§ **TASK DIRECTIONS**
Take every line containing "content" out of the records.

Page and application data records
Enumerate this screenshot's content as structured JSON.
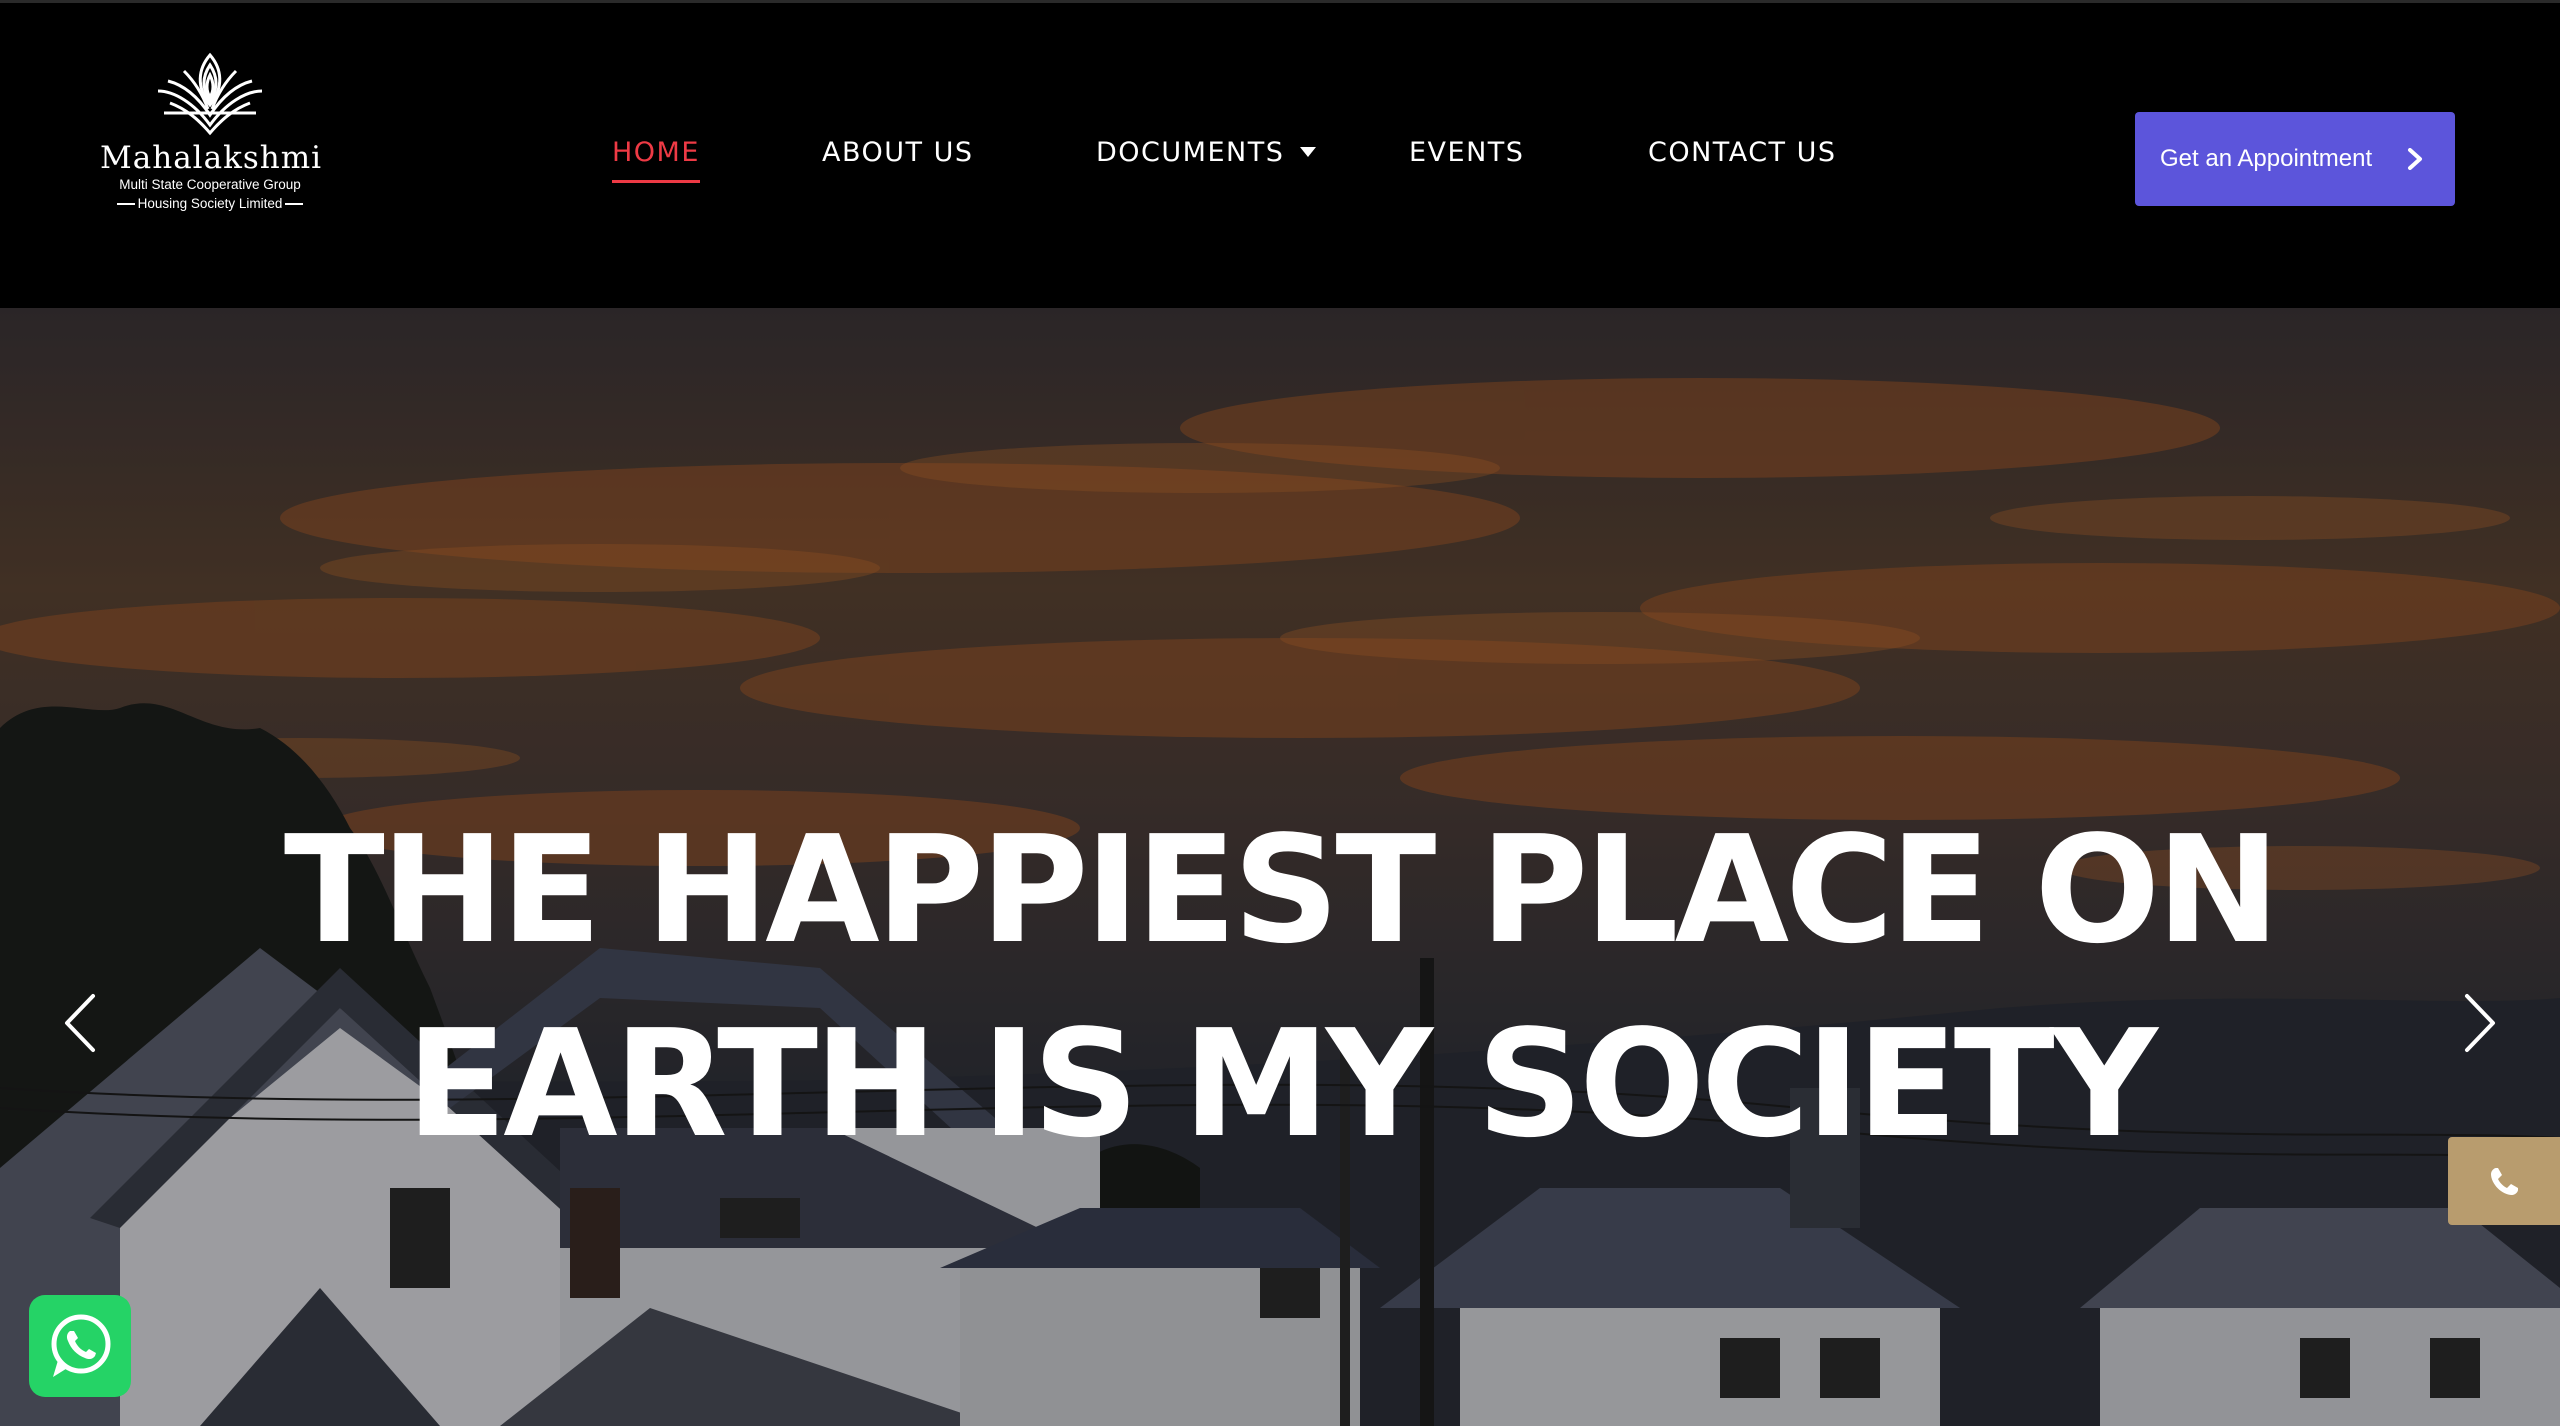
{
  "brand": {
    "name": "Mahalakshmi",
    "tagline_line1": "Multi State Cooperative Group",
    "tagline_line2": "Housing Society Limited"
  },
  "nav": {
    "items": [
      {
        "label": "HOME",
        "active": true
      },
      {
        "label": "ABOUT US",
        "active": false
      },
      {
        "label": "DOCUMENTS",
        "active": false,
        "has_dropdown": true
      },
      {
        "label": "EVENTS",
        "active": false
      },
      {
        "label": "CONTACT US",
        "active": false
      }
    ]
  },
  "cta": {
    "label": "Get an Appointment",
    "icon": "chevron-right-icon"
  },
  "hero": {
    "title_line1": "THE HAPPIEST PLACE ON",
    "title_line2": "EARTH IS MY SOCIETY",
    "prev_icon": "chevron-left-icon",
    "next_icon": "chevron-right-icon"
  },
  "floating": {
    "phone_icon": "phone-icon",
    "whatsapp_icon": "whatsapp-icon"
  },
  "colors": {
    "header_bg": "#000000",
    "active_nav": "#ee3a45",
    "cta_bg": "#5c55db",
    "phone_bg": "#b89c6e",
    "whatsapp_bg": "#25d366"
  }
}
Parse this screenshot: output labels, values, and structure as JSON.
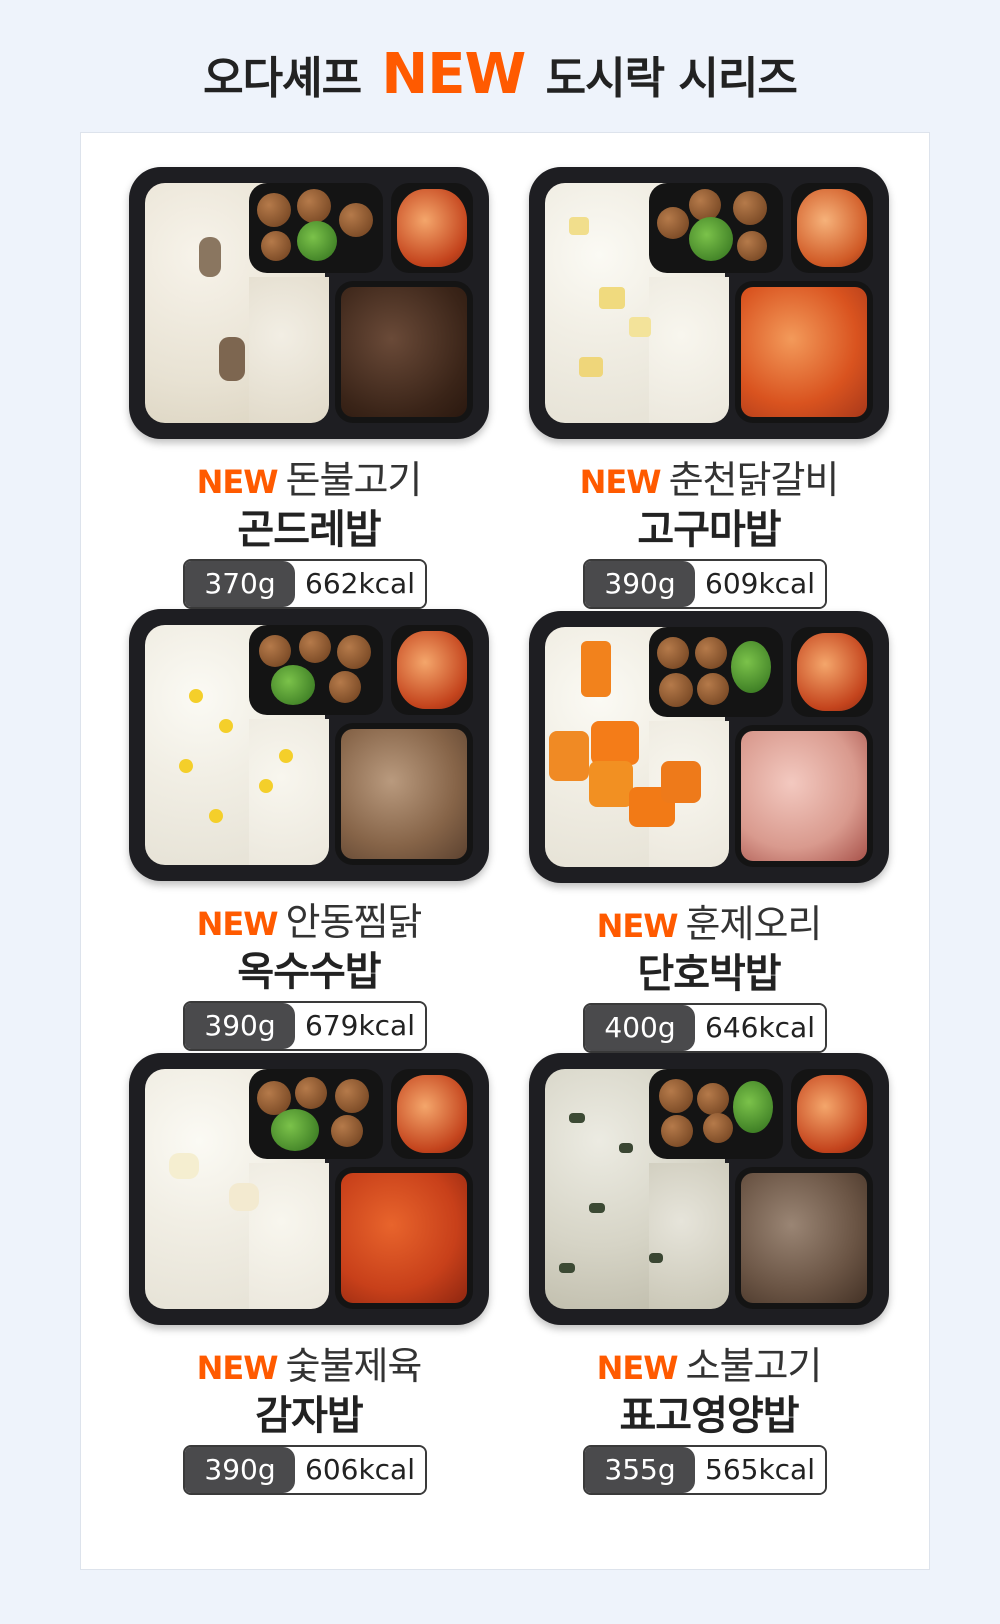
{
  "header": {
    "title_prefix": "오다셰프",
    "title_accent": "NEW",
    "title_suffix": "도시락 시리즈"
  },
  "colors": {
    "accent": "#ff5a00",
    "background": "#eef3fb",
    "tray": "#1e1e22"
  },
  "products": [
    {
      "badge": "NEW",
      "name": "돈불고기",
      "rice": "곤드레밥",
      "weight": "370g",
      "kcal": "662kcal"
    },
    {
      "badge": "NEW",
      "name": "춘천닭갈비",
      "rice": "고구마밥",
      "weight": "390g",
      "kcal": "609kcal"
    },
    {
      "badge": "NEW",
      "name": "안동찜닭",
      "rice": "옥수수밥",
      "weight": "390g",
      "kcal": "679kcal"
    },
    {
      "badge": "NEW",
      "name": "훈제오리",
      "rice": "단호박밥",
      "weight": "400g",
      "kcal": "646kcal"
    },
    {
      "badge": "NEW",
      "name": "숯불제육",
      "rice": "감자밥",
      "weight": "390g",
      "kcal": "606kcal"
    },
    {
      "badge": "NEW",
      "name": "소불고기",
      "rice": "표고영양밥",
      "weight": "355g",
      "kcal": "565kcal"
    }
  ]
}
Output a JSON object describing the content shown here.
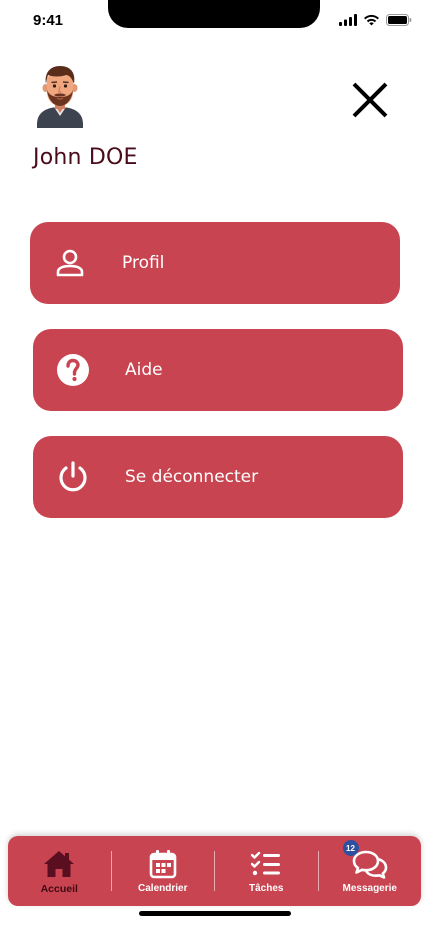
{
  "status_bar": {
    "time": "9:41"
  },
  "header": {
    "user_name": "John DOE",
    "avatar_icon": "avatar-man-beard",
    "close_icon": "close-icon"
  },
  "menu": {
    "items": [
      {
        "label": "Profil",
        "icon": "user-icon"
      },
      {
        "label": "Aide",
        "icon": "help-icon"
      },
      {
        "label": "Se déconnecter",
        "icon": "power-icon"
      }
    ]
  },
  "bottom_nav": {
    "tabs": [
      {
        "label": "Accueil",
        "icon": "home-icon",
        "active": true
      },
      {
        "label": "Calendrier",
        "icon": "calendar-icon",
        "active": false
      },
      {
        "label": "Tâches",
        "icon": "tasks-icon",
        "active": false
      },
      {
        "label": "Messagerie",
        "icon": "chat-icon",
        "active": false,
        "badge": "12"
      }
    ]
  },
  "colors": {
    "accent": "#c84450",
    "name_text": "#4a0b1a",
    "active_tab": "#3d0a14",
    "badge": "#2f4fa0"
  }
}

§ **REPLY TO THE EXERCISE**
Enumerate this screenshot's content as structured JSON.
Output a JSON object describing the content shown here.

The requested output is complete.